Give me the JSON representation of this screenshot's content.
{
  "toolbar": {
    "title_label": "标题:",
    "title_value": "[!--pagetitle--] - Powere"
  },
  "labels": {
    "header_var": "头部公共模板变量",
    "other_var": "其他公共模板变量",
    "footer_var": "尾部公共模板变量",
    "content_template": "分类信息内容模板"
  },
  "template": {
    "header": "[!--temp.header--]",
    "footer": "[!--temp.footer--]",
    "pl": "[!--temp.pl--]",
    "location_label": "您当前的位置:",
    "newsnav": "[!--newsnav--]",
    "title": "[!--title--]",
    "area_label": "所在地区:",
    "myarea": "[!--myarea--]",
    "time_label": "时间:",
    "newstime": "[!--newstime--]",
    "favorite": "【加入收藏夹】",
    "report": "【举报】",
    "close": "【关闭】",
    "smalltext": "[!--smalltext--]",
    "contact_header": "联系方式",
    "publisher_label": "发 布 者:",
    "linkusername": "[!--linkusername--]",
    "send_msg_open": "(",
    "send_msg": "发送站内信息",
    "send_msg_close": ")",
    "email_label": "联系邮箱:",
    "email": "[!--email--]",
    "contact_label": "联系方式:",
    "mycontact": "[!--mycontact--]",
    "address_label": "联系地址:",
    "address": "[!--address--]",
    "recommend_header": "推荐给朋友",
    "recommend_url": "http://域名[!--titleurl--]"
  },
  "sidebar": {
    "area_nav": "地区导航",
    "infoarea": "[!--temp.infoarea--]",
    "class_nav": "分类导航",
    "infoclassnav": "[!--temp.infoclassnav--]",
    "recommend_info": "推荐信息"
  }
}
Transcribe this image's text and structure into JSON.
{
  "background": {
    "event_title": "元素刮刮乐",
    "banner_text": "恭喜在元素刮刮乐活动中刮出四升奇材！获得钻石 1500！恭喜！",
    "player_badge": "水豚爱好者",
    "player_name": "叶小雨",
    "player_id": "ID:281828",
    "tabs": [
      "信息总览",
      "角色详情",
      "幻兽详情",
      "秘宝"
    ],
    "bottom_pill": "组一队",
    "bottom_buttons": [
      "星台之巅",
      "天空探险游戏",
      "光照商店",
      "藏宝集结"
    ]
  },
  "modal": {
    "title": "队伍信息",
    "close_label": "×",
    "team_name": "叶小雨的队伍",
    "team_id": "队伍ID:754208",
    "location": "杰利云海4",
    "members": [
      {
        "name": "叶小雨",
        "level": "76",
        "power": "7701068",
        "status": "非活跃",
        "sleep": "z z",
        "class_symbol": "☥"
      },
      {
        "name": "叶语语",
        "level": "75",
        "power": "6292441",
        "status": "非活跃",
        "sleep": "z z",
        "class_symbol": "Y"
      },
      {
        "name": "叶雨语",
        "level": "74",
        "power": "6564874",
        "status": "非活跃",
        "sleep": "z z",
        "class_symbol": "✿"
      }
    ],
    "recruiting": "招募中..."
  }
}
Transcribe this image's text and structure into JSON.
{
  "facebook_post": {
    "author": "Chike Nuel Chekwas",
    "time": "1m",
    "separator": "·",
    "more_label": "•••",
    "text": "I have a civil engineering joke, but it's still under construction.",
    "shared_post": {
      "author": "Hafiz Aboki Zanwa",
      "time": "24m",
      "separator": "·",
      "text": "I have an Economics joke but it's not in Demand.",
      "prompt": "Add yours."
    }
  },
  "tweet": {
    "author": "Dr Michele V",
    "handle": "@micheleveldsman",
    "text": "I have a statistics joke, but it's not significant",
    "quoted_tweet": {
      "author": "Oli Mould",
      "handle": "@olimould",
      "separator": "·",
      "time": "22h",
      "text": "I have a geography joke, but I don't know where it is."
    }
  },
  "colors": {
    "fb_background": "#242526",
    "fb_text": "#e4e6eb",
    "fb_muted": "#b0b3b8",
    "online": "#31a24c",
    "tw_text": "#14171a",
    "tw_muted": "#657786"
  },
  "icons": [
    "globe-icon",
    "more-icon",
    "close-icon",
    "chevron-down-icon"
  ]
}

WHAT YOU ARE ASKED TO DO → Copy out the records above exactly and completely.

RESULT BELOW →
Give me the JSON representation of this screenshot's content.
{
  "toolbar": {
    "title_label": "标题:",
    "title_value": "[!--pagetitle--] - Powere"
  },
  "labels": {
    "header_var": "头部公共模板变量",
    "other_var": "其他公共模板变量",
    "footer_var": "尾部公共模板变量",
    "content_template": "分类信息内容模板"
  },
  "template": {
    "header": "[!--temp.header--]",
    "footer": "[!--temp.footer--]",
    "pl": "[!--temp.pl--]",
    "location_label": "您当前的位置:",
    "newsnav": "[!--newsnav--]",
    "title": "[!--title--]",
    "area_label": "所在地区:",
    "myarea": "[!--myarea--]",
    "time_label": "时间:",
    "newstime": "[!--newstime--]",
    "favorite": "【加入收藏夹】",
    "report": "【举报】",
    "close": "【关闭】",
    "smalltext": "[!--smalltext--]",
    "contact_header": "联系方式",
    "publisher_label": "发 布 者:",
    "linkusername": "[!--linkusername--]",
    "send_msg_open": "(",
    "send_msg": "发送站内信息",
    "send_msg_close": ")",
    "email_label": "联系邮箱:",
    "email": "[!--email--]",
    "contact_label": "联系方式:",
    "mycontact": "[!--mycontact--]",
    "address_label": "联系地址:",
    "address": "[!--address--]",
    "recommend_header": "推荐给朋友",
    "recommend_url": "http://域名[!--titleurl--]"
  },
  "sidebar": {
    "area_nav": "地区导航",
    "infoarea": "[!--temp.infoarea--]",
    "class_nav": "分类导航",
    "infoclassnav": "[!--temp.infoclassnav--]",
    "recommend_info": "推荐信息"
  }
}
Transcribe this image's text and structure into JSON.
{
  "background": {
    "event_title": "元素刮刮乐",
    "banner_text": "恭喜在元素刮刮乐活动中刮出四升奇材！获得钻石 1500！恭喜！",
    "player_badge": "水豚爱好者",
    "player_name": "叶小雨",
    "player_id": "ID:281828",
    "tabs": [
      "信息总览",
      "角色详情",
      "幻兽详情",
      "秘宝"
    ],
    "bottom_pill": "组一队",
    "bottom_buttons": [
      "星台之巅",
      "天空探险游戏",
      "光照商店",
      "藏宝集结"
    ]
  },
  "modal": {
    "title": "队伍信息",
    "close_label": "×",
    "team_name": "叶小雨的队伍",
    "team_id": "队伍ID:754208",
    "location": "杰利云海4",
    "members": [
      {
        "name": "叶小雨",
        "level": "76",
        "power": "7701068",
        "status": "非活跃",
        "sleep": "z z",
        "class_symbol": "☥"
      },
      {
        "name": "叶语语",
        "level": "75",
        "power": "6292441",
        "status": "非活跃",
        "sleep": "z z",
        "class_symbol": "Y"
      },
      {
        "name": "叶雨语",
        "level": "74",
        "power": "6564874",
        "status": "非活跃",
        "sleep": "z z",
        "class_symbol": "✿"
      }
    ],
    "recruiting": "招募中..."
  }
}
Transcribe this image's text and structure into JSON.
{
  "facebook_post": {
    "author": "Chike Nuel Chekwas",
    "time": "1m",
    "separator": "·",
    "more_label": "•••",
    "text": "I have a civil engineering joke, but it's still under construction.",
    "shared_post": {
      "author": "Hafiz Aboki Zanwa",
      "time": "24m",
      "separator": "·",
      "text": "I have an Economics joke but it's not in Demand.",
      "prompt": "Add yours."
    }
  },
  "tweet": {
    "author": "Dr Michele V",
    "handle": "@micheleveldsman",
    "text": "I have a statistics joke, but it's not significant",
    "quoted_tweet": {
      "author": "Oli Mould",
      "handle": "@olimould",
      "separator": "·",
      "time": "22h",
      "text": "I have a geography joke, but I don't know where it is."
    }
  },
  "colors": {
    "fb_background": "#242526",
    "fb_text": "#e4e6eb",
    "fb_muted": "#b0b3b8",
    "online": "#31a24c",
    "tw_text": "#14171a",
    "tw_muted": "#657786"
  },
  "icons": [
    "globe-icon",
    "more-icon",
    "close-icon",
    "chevron-down-icon"
  ]
}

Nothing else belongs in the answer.